#### [Aim of the exercise]
Work out how many lines in the entries contain the string "this", and give nothing but that number.

#### [Records for the exercise]
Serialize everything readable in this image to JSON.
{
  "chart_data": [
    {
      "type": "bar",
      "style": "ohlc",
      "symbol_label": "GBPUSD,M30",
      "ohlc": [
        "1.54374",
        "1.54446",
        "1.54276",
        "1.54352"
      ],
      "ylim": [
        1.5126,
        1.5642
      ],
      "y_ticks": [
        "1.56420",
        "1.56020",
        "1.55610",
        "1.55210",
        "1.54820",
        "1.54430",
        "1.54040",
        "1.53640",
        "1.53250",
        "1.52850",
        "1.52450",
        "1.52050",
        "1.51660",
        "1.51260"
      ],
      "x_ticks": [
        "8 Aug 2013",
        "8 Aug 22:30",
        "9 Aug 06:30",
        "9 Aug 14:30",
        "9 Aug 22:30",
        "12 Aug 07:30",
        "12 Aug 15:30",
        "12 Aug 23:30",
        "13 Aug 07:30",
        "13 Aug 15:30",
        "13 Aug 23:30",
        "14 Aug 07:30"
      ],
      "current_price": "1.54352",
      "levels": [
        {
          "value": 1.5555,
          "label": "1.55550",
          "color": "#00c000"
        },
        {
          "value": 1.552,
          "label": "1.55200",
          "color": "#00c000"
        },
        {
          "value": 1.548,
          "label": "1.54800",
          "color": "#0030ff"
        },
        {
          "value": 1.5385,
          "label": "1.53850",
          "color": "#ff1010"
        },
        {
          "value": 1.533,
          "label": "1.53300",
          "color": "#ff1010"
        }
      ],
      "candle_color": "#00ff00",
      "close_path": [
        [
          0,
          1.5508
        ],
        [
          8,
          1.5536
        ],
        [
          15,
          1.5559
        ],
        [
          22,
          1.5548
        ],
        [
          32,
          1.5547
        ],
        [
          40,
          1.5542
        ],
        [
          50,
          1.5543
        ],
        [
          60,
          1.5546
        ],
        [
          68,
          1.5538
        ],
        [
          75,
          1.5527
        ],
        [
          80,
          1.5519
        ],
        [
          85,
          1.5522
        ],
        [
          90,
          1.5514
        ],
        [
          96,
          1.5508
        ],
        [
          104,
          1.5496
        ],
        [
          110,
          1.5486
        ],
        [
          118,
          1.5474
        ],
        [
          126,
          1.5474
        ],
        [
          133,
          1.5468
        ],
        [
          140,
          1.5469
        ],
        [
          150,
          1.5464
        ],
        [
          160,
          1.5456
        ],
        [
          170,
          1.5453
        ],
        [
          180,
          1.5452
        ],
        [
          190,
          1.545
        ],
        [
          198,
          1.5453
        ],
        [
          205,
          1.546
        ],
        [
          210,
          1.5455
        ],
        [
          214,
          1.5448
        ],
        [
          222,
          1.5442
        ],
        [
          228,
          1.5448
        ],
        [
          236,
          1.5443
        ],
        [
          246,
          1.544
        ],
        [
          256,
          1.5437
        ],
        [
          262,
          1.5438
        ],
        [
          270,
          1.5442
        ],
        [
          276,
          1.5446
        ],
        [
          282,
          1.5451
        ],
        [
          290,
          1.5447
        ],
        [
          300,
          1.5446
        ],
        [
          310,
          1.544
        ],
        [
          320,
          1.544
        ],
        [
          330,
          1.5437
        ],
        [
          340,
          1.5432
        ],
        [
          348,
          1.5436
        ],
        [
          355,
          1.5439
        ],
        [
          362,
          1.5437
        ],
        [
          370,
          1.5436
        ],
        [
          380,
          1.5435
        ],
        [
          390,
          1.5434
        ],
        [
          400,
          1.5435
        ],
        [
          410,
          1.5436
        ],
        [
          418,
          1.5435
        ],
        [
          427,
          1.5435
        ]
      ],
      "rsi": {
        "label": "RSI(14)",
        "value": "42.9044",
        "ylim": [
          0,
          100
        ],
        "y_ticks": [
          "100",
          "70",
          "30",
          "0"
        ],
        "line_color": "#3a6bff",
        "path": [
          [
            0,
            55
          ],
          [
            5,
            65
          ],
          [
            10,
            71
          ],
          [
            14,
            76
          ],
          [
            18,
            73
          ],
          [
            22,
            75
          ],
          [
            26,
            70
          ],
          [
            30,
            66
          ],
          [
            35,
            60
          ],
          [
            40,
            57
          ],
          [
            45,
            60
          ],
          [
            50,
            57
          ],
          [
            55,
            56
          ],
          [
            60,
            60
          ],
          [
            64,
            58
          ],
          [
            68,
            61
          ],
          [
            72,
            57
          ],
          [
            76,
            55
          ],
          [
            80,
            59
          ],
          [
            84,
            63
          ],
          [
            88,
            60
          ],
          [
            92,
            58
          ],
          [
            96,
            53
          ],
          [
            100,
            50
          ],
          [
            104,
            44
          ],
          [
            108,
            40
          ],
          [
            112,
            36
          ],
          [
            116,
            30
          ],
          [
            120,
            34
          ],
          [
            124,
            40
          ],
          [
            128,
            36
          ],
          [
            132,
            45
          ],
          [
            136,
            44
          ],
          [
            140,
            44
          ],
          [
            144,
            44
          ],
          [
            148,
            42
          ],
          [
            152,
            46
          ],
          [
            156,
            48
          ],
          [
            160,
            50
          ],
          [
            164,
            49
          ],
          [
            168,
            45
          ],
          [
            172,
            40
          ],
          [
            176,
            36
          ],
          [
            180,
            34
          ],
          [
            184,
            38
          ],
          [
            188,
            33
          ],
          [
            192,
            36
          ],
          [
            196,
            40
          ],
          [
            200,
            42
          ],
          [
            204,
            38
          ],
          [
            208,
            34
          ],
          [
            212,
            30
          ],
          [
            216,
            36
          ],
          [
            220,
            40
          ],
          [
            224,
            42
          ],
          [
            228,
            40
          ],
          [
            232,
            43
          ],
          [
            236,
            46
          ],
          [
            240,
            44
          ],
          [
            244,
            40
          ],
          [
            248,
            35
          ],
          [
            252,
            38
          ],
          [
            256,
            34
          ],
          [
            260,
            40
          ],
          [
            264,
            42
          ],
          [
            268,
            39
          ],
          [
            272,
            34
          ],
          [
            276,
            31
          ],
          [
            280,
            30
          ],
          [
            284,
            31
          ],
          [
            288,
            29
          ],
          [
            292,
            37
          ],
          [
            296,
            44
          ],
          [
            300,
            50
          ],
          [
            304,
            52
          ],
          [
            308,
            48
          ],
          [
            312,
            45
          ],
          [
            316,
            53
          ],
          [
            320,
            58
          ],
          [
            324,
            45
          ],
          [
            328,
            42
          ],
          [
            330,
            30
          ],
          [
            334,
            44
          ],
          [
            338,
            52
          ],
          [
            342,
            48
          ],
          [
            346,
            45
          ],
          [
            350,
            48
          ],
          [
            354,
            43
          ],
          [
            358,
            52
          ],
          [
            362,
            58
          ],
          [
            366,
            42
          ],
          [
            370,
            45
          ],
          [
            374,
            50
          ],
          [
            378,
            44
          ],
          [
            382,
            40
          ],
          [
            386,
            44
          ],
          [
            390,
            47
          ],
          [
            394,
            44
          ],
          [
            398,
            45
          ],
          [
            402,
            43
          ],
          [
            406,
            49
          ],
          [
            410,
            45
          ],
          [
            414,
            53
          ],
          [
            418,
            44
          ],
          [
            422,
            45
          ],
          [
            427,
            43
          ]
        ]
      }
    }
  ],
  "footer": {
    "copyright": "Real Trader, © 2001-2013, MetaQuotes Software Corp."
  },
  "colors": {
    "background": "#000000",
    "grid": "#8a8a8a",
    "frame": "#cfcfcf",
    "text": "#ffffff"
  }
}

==

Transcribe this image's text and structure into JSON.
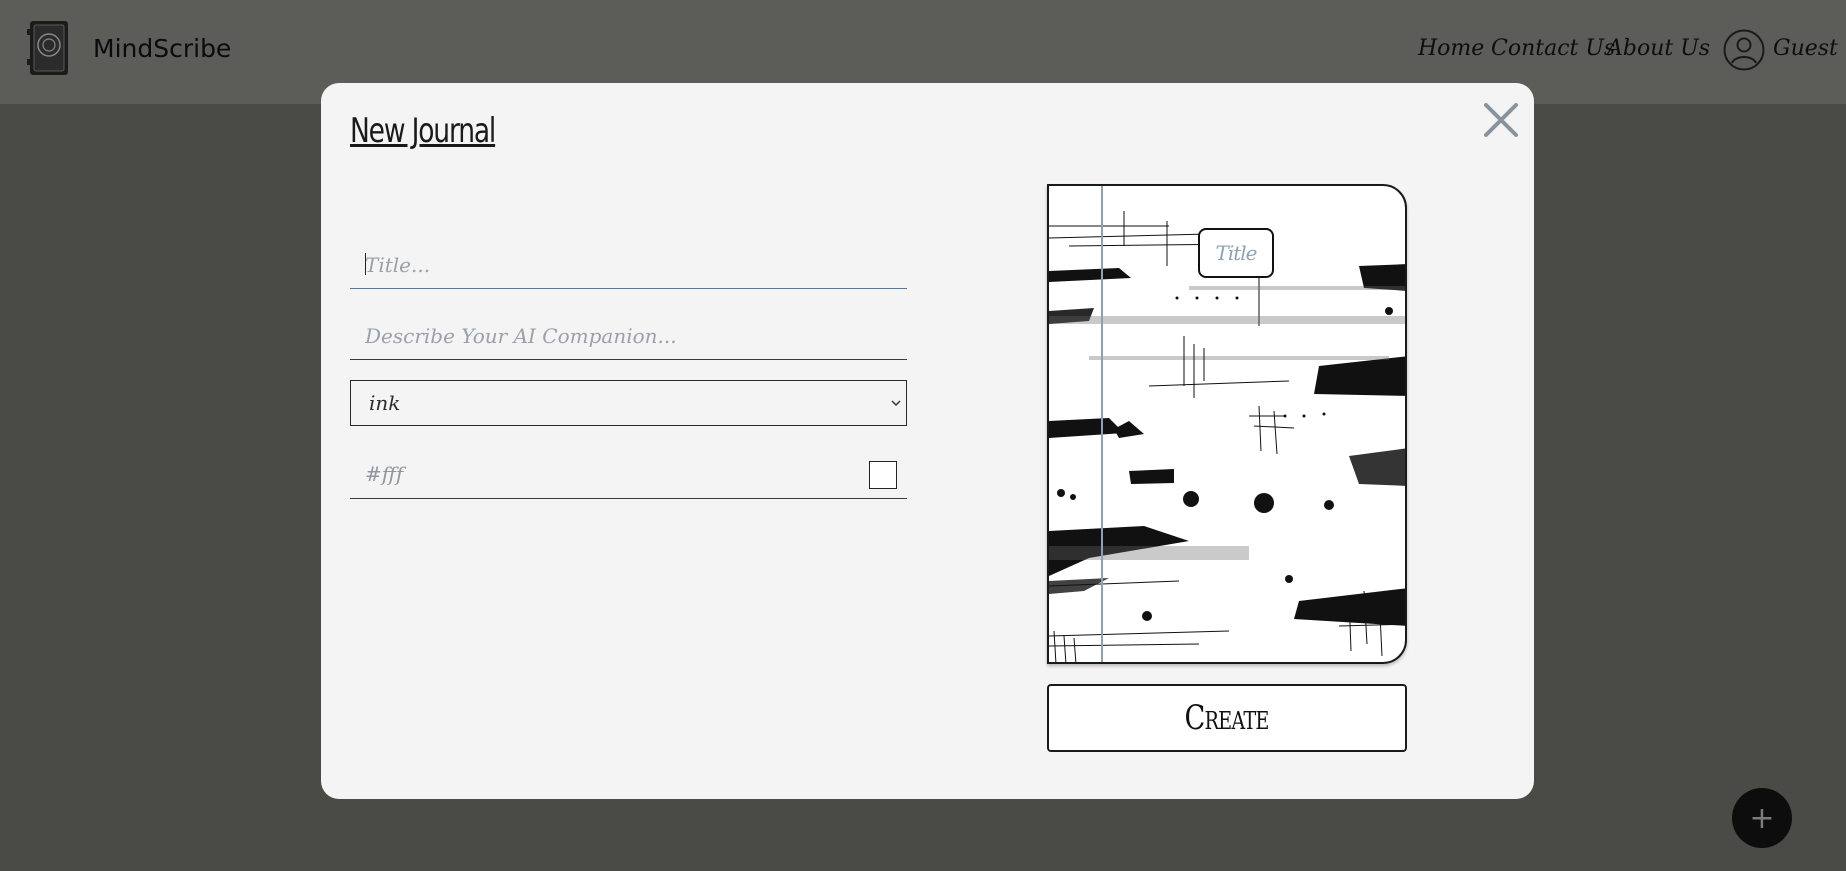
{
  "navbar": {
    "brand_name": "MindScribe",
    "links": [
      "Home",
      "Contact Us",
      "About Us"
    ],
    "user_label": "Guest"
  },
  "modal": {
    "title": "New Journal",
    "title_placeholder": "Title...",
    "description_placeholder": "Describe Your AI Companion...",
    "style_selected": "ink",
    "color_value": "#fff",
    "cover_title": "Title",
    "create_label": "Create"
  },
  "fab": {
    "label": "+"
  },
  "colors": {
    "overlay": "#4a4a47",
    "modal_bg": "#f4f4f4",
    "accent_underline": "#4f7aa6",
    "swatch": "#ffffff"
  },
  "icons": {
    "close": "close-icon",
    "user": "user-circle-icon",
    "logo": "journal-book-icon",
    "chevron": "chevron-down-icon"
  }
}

#### [Answer to the problem]
2